It might only take 5 minutes (if you are a deeply conscious, generous and courageous human being). It might take a whole internal voyage. I don’t know…. YOU probably don’t know. Why not start?
How? Just write! Write on the napkin next to you or the margins of the report you reading or a computer if you must. Just write anything about it and keep going until it makes sense. It’s like journaling. It’s a look inside, but the power it unleashes in teams and in the ability to create real and lasting results is disproportionate to the effort.
This little ‘hack’ could be one of the most profound pieces of work you do all year (more on it in future articles)! The future you live for will shift as you get conscious of what it really is (and what it’s not). More importantly, YOU will shift as you create it so that you quite literally become the kind of person who would see that future come to fulfilment.
It’s a pretty nifty feedback loop you can harness not only for your own life, but for the ‘life’ and purpose of your team, unit, department, company, organisation etc. and etc. up-to-and-including the future of consciousness on this little blue jewel we live on. This is the ‘magic bullet’ that tethers ‘culture’, corporate ‘values’ and strategies to something real. This is the first step we consistently ignore: where are you (we) actually trying to get to?
From there all the rest follows. Without that thinking, all the rest is… well, let’s be polite and just say “incomplete”.
You are awesome. You are on the cutting-edge of what it means to be a human-being. Keep hijacking those institutions for the global good.
Stay in-touch (get in-touch?)!
 This is a catch-all phrase based on what these groups actually do. Other, more distinguished and specific terms are included in the next paragraph.
 Given we’re talking Facebook and social media, Free Speech is an excellent example to play with. In politics the veil between the espousal of universal values and the reality of particularistic values is at its thinnest and most of us can all see through it. It’s obvious that the most vocal advocates for Free Speech in the political realm (including politicians on both the Left and the Right) have a very clear vision of the future they would prefer and they are using Free Speech as a tool to protect/promote that vision. The fig-leaf is more obvious in politics than it is in business, but it’s the same leaf: they are attempting to hide their values-laden vision behind the contention they are just defending a free space for others to create/implement their own versions of the future. I contend some of them know they are doing this (especially on the Right), but many are quite sincere.
 It’s probably quite disconcerting for Mark Zuckerberg to be pressed by US Senators and Congressmen/women to impose his personal values-framework onto discussions in Facebook.
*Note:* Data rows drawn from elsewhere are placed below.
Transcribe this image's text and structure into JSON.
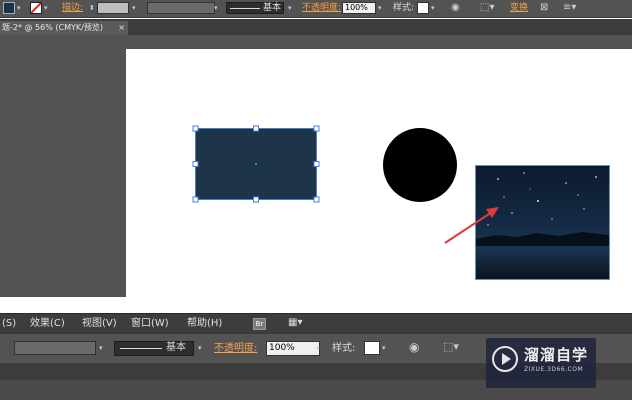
{
  "top_control_bar": {
    "stroke_label": "描边:",
    "brush_style": "基本",
    "opacity_label": "不透明度:",
    "opacity_value": "100%",
    "style_label": "样式:",
    "transform_label": "变换"
  },
  "document_tab": {
    "title": "题-2* @ 56% (CMYK/预览)",
    "close_glyph": "×"
  },
  "canvas": {
    "shapes": [
      {
        "name": "rectangle",
        "fill": "#1e3449",
        "selected": true
      },
      {
        "name": "circle",
        "fill": "#000000"
      },
      {
        "name": "night-sky-photo"
      }
    ],
    "arrow_color": "#e03a3a",
    "selection_color": "#4a7fd8"
  },
  "menu_bar": {
    "items": [
      "(S)",
      "效果(C)",
      "视图(V)",
      "窗口(W)",
      "帮助(H)"
    ],
    "bridge_label": "Br"
  },
  "bottom_control_bar": {
    "brush_style": "基本",
    "opacity_label": "不透明度:",
    "opacity_value": "100%",
    "style_label": "样式:"
  },
  "watermark": {
    "name": "溜溜自学",
    "url": "ZIXUE.3D66.COM"
  }
}
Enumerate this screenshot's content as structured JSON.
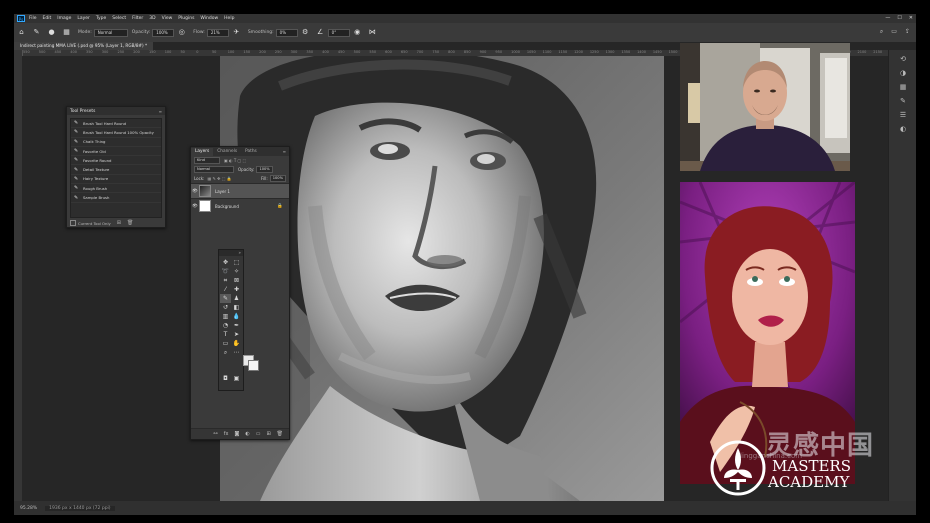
{
  "app": {
    "logo": "Ps",
    "menu": [
      "File",
      "Edit",
      "Image",
      "Layer",
      "Type",
      "Select",
      "Filter",
      "3D",
      "View",
      "Plugins",
      "Window",
      "Help"
    ],
    "window_controls": [
      "—",
      "☐",
      "✕"
    ]
  },
  "options_bar": {
    "mode_label": "Mode:",
    "mode_value": "Normal",
    "opacity_label": "Opacity:",
    "opacity_value": "100%",
    "flow_label": "Flow:",
    "flow_value": "21%",
    "smoothing_label": "Smoothing:",
    "smoothing_value": "0%",
    "angle_value": "0°"
  },
  "document_tab": {
    "title": "Indirect painting MMA LIVE (.psd @ 95% (Layer 1, RGB/8#) *"
  },
  "ruler_ticks": [
    "550",
    "500",
    "450",
    "400",
    "350",
    "300",
    "250",
    "200",
    "150",
    "100",
    "50",
    "0",
    "50",
    "100",
    "150",
    "200",
    "250",
    "300",
    "350",
    "400",
    "450",
    "500",
    "550",
    "600",
    "650",
    "700",
    "750",
    "800",
    "850",
    "900",
    "950",
    "1000",
    "1050",
    "1100",
    "1150",
    "1200",
    "1250",
    "1300",
    "1350",
    "1400",
    "1450",
    "1500",
    "1550",
    "1600",
    "1650",
    "1700",
    "1750",
    "1800",
    "1850",
    "1900",
    "1950",
    "2000",
    "2050",
    "2100",
    "2150"
  ],
  "status_bar": {
    "zoom": "95.28%",
    "doc_info": "1936 px x 1440 px (72 ppi)"
  },
  "tool_presets": {
    "title": "Tool Presets",
    "items": [
      "Brush Tool Hard Round",
      "Brush Tool Hard Round 100% Opacity",
      "Chalk Thing",
      "Favorite Old",
      "Favorite Round",
      "Detail Texture",
      "Hairy Texture",
      "Rough Brush",
      "Sample Brush"
    ],
    "current_tool_only": "Current Tool Only"
  },
  "layers_panel": {
    "tabs": [
      "Layers",
      "Channels",
      "Paths"
    ],
    "kind_label": "Kind",
    "blend_mode": "Normal",
    "opacity_label": "Opacity:",
    "opacity_value": "100%",
    "lock_label": "Lock:",
    "fill_label": "Fill:",
    "fill_value": "100%",
    "layers": [
      {
        "name": "Layer 1",
        "selected": true
      },
      {
        "name": "Background",
        "selected": false,
        "locked": true
      }
    ]
  },
  "watermark": {
    "cn": "灵感中国",
    "url": "lingganchina.com",
    "brand_line1": "MASTERS",
    "brand_line2": "ACADEMY"
  },
  "colors": {
    "foreground": "#eaeaea",
    "background": "#f5f5f5",
    "reference_bg": "#6d1a72"
  }
}
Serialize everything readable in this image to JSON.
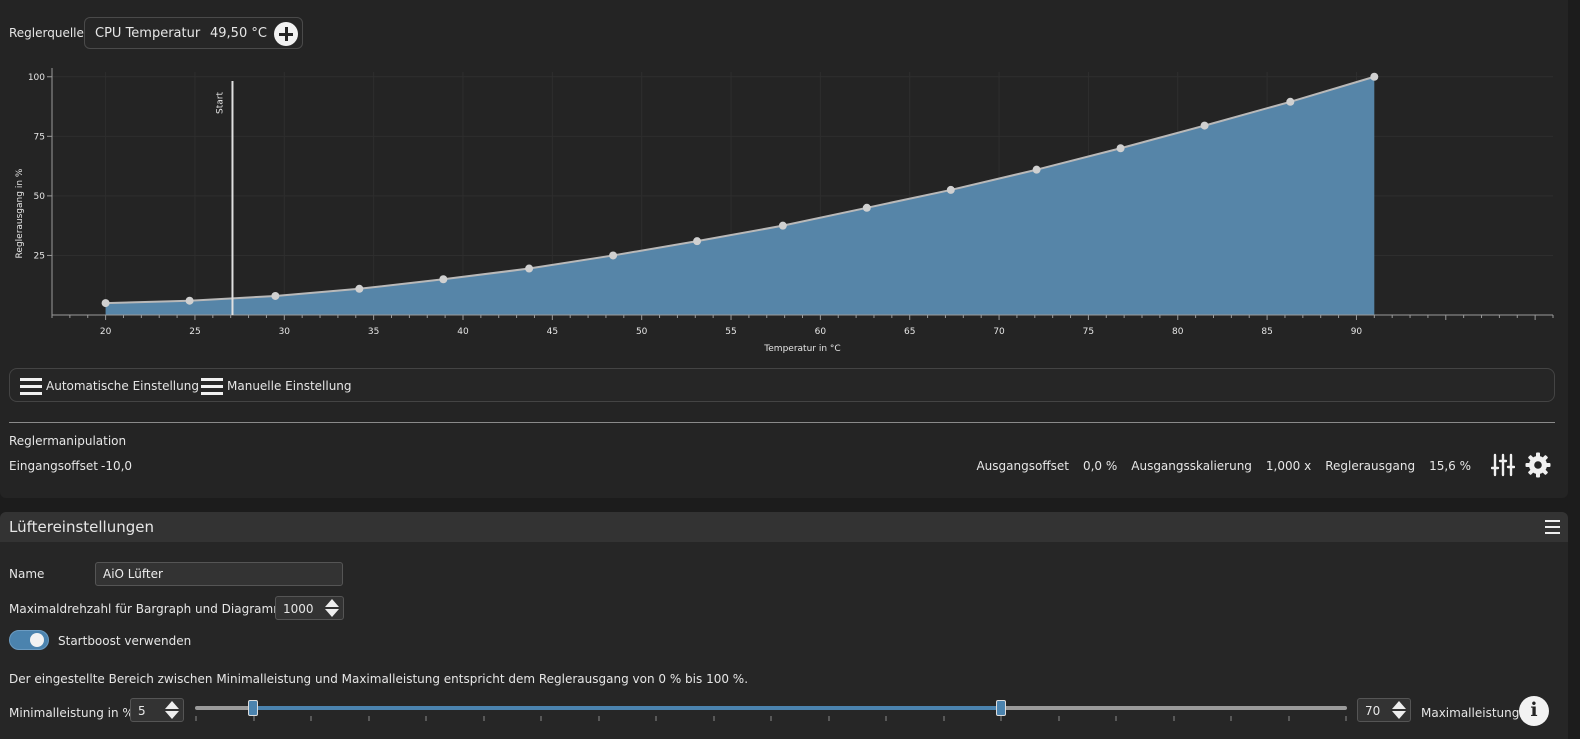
{
  "source": {
    "label": "Reglerquelle",
    "name": "CPU Temperatur",
    "value": "49,50 °C"
  },
  "chart_data": {
    "type": "area",
    "xlabel": "Temperatur in °C",
    "ylabel": "Reglerausgang in %",
    "xlim": [
      17,
      101
    ],
    "ylim": [
      0,
      102
    ],
    "x_ticks": [
      20,
      25,
      30,
      35,
      40,
      45,
      50,
      55,
      60,
      65,
      70,
      75,
      80,
      85,
      90
    ],
    "y_ticks": [
      25,
      50,
      75,
      100
    ],
    "grid": true,
    "marker": {
      "label": "Start",
      "x": 27.1
    },
    "series": [
      {
        "x": [
          20,
          24.7,
          29.5,
          34.2,
          38.9,
          43.7,
          48.4,
          53.1,
          57.9,
          62.6,
          67.3,
          72.1,
          76.8,
          81.5,
          86.3,
          91
        ],
        "values": [
          5,
          6,
          8,
          11,
          15,
          19.5,
          25,
          31,
          37.5,
          45,
          52.5,
          61,
          70,
          79.5,
          89.5,
          100
        ]
      }
    ],
    "colors": {
      "fill": "#5685a8",
      "line": "#b9b9b9",
      "point": "#d0d0d0"
    }
  },
  "modes": {
    "auto": "Automatische Einstellung",
    "manual": "Manuelle Einstellung"
  },
  "manipulation": {
    "title": "Reglermanipulation",
    "input_offset_label": "Eingangsoffset",
    "input_offset_value": "-10,0",
    "output_offset_label": "Ausgangsoffset",
    "output_offset_value": "0,0 %",
    "output_scaling_label": "Ausgangsskalierung",
    "output_scaling_value": "1,000 x",
    "output_label": "Reglerausgang",
    "output_value": "15,6 %"
  },
  "fan": {
    "title": "Lüftereinstellungen",
    "name_label": "Name",
    "name_value": "AiO Lüfter",
    "max_rpm_label": "Maximaldrehzahl für Bargraph und Diagramm",
    "max_rpm_value": "1000",
    "startboost_label": "Startboost verwenden",
    "startboost_on": true,
    "range_note": "Der eingestellte Bereich zwischen Minimalleistung und Maximalleistung entspricht dem Reglerausgang von 0 % bis 100 %.",
    "min_label": "Minimalleistung in %",
    "min_value": "5",
    "max_value": "70",
    "max_label": "Maximalleistung",
    "range_min_pct": 5,
    "range_max_pct": 70
  },
  "colors": {
    "accent": "#4b83ae",
    "background": "#242424"
  }
}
If it occurs weird to me it must be doubly so for him, but where else are we to go? This highlights the fact that there are already values embedded in social media, not the least of which is ‘free-speech’. The really interesting question is what happens when he completes the progressive sale of his shares he has undertake and the company becomes a truly, disaggregated corporate entity? It will presumably continue (with substantial help from bots and AI) to bureaucratically (and inanely) press a set of values onto public discussions (and into people’s minds). If the distribution of material wealth was captured by corporations at the end of the Industrial Revolution, does that mean that values creation and dissemination will be captured by the same bureaucratic institutions at the end of the information age? Yikes! My wife tells me I must expand on this in another article, so I suppose I must 😊
 We all talk about corporate culture and the profound influence the ceo/leader has on it, just by being who they are. I would direct your attention to the contemporary head of the US (or closer-to-home, the Prime Minister of New Zealand) or the current head of the Catholic Church. These people are creating ‘values-full’ communication spaces and what shows up in them is fascinating, and qualitatively very different.